CINCINNATI — Cincinnati Police Captain Jeffrey Butler is suing the City of Cincinnati and Cincinnati Police Chief Eliot Isaac over an internal investigation that was deemed "not fair or objective" by a peer review panel.
According to the suit, filed Wednesday morning, Butler has been absolved of the original reprimand issued on July 3 after the conclusion of an internal investigation, but the investigation documents themselves are still present in his personnel file.
The suit also states Butler has not been told whether or not he will be placed on a Brady List as a result of the investigation and reprimand.
This lawsuit is a direct response to the audit Butler was tasked with supervising on the Cincinnati Police Department's overtime, in which the audit found the department "had incurred significant overtime expenses, often as a result of inappropriate and illegal conduct."
Following the results of the audit, Butler reported to Chief Isaac and then-District 5 commander Bridget Bardua that police spent millions of taxpayer dollars in overtime during the semi-annual audit, with at least 15 officers each making tens-of-thousands of dollars in overtime pay. Butler said Bardua herself made $82,723 in overtime pay; Butler said her district specifically claimed inordinate amounts of overtime.
Butler said he believed the overtime abuse of District 5 and Capt. Bardua "constituted felony theft."
Butler claims Chief Isaac, who the suit states had an "inappropriate relationship with Capt. Bardua" did nothing about the audit findings.
Butler's allegations eventually led to Hamilton County Prosecutor Joseph Deters impaneling a Grand Jury, which in turn subpoenaed the Cincinnati Police Department for documents related to the February 2018 semi-annual audit.

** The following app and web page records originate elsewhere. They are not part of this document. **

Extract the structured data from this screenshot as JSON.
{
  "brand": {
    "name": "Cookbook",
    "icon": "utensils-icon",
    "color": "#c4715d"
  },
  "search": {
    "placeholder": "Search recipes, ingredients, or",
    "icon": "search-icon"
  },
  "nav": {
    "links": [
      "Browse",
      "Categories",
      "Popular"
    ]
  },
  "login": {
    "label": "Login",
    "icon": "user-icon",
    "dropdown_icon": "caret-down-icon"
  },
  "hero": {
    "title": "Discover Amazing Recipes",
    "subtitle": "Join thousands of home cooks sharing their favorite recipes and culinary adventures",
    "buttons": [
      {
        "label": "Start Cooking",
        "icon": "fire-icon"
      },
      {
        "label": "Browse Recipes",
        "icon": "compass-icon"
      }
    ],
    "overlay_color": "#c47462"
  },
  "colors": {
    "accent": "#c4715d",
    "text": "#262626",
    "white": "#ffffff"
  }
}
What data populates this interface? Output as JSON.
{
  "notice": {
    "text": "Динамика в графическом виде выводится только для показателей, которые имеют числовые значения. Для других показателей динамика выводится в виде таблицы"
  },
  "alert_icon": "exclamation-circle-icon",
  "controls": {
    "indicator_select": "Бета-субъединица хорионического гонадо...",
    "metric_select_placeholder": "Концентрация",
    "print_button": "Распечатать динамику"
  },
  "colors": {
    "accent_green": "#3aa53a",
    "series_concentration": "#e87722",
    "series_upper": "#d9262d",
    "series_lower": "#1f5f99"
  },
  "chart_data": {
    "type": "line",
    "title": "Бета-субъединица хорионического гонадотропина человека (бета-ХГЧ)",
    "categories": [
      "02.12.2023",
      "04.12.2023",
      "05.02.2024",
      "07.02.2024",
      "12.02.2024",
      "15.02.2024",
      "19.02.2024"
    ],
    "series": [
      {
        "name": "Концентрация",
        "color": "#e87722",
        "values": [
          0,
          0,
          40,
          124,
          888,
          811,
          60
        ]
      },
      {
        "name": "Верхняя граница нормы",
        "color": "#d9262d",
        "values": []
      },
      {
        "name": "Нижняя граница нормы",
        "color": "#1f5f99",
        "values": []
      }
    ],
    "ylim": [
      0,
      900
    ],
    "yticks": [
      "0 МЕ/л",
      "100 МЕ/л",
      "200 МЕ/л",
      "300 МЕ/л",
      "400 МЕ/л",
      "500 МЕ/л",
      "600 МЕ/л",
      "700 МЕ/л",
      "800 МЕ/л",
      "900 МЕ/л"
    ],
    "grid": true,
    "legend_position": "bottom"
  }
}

From there, then-Ohio Auditor Dave Yost took up the investigation and requested supporting overtime documentation for the audit.
Butler's suit states "At least one banker's box containing numerous documents directly relevant to the Audit, and to the Auditor's investigation, and responsive to the Hamilton County Grand Jury Subpoena suddenly went missing."
Butler claims in his lawsuit that Chief Isaac and the City of Cincinnati knew those documents were missing, and had known since at least June 13, 2018.
In response to the missing documentation, Chief Isaac launched the internal investigation that ultimately resulted in Butler being formally reprimanded for "Failure of Good Behavior" on July 3.
"That internal investigation was not designed to find the missing documents or determine why they were missing; instead, it was designed to unfairly implicate Capt. Butler," the lawsuit states.
Butler's lawsuit alleges that, instead of disciplining the officers who "flagrantly and illegally abused the overtime system," Isaac retaliated against Butler and others, the suit alleges. Butler said the ouster of Assistant Police Chief Dave Bailey in March was also related to the issue. Isaac also transferred Butler to the Cincinnati Police Academy after the internal investigation, which he said "stripped" him "of any substantive responsibility."
Butler appealed the official reprimand to a Peer Review Panel which, on July 25, ruled that the reprimand be reversed.
The Peer Review Panel stated the investigation posed several conflicts of interest:
- "A direct familial relationship between evidence of the investigation and investigative body."
- "Due to an active Captain's Promotion List, the lead investigator was potentially in a position to benefit from a sustained finding of Captain Butler."
- "While being implicated in the investigation, the Police Chief attended discussions related to this investigation prior to the conclusion of the investigation."
This reversal of Butler's reprimand should have effectively removed the disciplinary documentation from his personnel file.
The lawsuit filed Wednesday, however, alleges Butler's lawyers sent a letter to the City Solicitor of the City of Cincinnati, requesting confirmation that "not only was the reprimand removed from Capt. Butler's personnel files and ETS records, but that the underlying investigation itself would be removed."
The letter also requested that Butler "has not been, and will not be, placed on a Brady List."
Wednesday's lawsuit was filed after Butler and his lawyers never heard back from the City of Cincinnati about this.
If Butler were to be placed on a Brady List, it would likely hinder his career and discredit him in any court appearances relating to his job as a police Captain. A Brady List is predominantly comprised of officers who have been deemed untruthful or have been found guilty of some form of misconduct. Being on a Brady List would mean Butler likely couldn't testify in court against any defendant he may have arrested or helped to charge with a crime.
"Therefore, merely removing the reprimand from Capt. Butler's personnel file and ETS records will not cure the problem, since the inappropriate investigation itself will remain in Capt. Butler's personnel file and ETS records for future use against him," the lawsuit reads.
It continues on to say that, given Chief Isaac and the City of Cincinnati's "long track record of retaliation against Capt. Butler and others who challenge them," Butler had no choice but to file the lawsuit to ensure the internal investigation could not be used against him in the future.
A hearing for this lawsuit has been scheduled for 2 p.m. August 29, with Judge Robert Ruehlman.
Read the full lawsuit below: